Entries from a dataset of interfaces
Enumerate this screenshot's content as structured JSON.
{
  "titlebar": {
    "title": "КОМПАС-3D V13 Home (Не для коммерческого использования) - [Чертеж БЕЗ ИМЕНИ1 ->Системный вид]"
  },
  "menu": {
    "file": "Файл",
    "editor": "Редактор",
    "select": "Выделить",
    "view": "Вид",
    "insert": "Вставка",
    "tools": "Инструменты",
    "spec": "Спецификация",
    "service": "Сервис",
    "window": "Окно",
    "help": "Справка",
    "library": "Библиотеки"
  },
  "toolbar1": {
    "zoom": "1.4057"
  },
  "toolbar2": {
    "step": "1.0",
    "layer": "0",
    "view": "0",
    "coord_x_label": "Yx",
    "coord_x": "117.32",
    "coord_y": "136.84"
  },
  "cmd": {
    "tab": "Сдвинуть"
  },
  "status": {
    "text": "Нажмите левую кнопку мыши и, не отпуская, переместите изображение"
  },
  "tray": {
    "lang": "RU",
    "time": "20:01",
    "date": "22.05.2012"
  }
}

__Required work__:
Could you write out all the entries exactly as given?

__Exercise solution__:
Enumerate this screenshot's content as structured JSON.
{
  "titlebar": {
    "title": "КОМПАС-3D V13 Home (Не для коммерческого использования) - [Чертеж БЕЗ ИМЕНИ1 ->Системный вид]"
  },
  "menu": {
    "file": "Файл",
    "editor": "Редактор",
    "select": "Выделить",
    "view": "Вид",
    "insert": "Вставка",
    "tools": "Инструменты",
    "spec": "Спецификация",
    "service": "Сервис",
    "window": "Окно",
    "help": "Справка",
    "library": "Библиотеки"
  },
  "toolbar1": {
    "zoom": "1.4057"
  },
  "toolbar2": {
    "step": "1.0",
    "layer": "0",
    "view": "0",
    "coord_x_label": "Yx",
    "coord_x": "117.32",
    "coord_y": "136.84"
  },
  "cmd": {
    "tab": "Сдвинуть"
  },
  "status": {
    "text": "Нажмите левую кнопку мыши и, не отпуская, переместите изображение"
  },
  "tray": {
    "lang": "RU",
    "time": "20:01",
    "date": "22.05.2012"
  }
}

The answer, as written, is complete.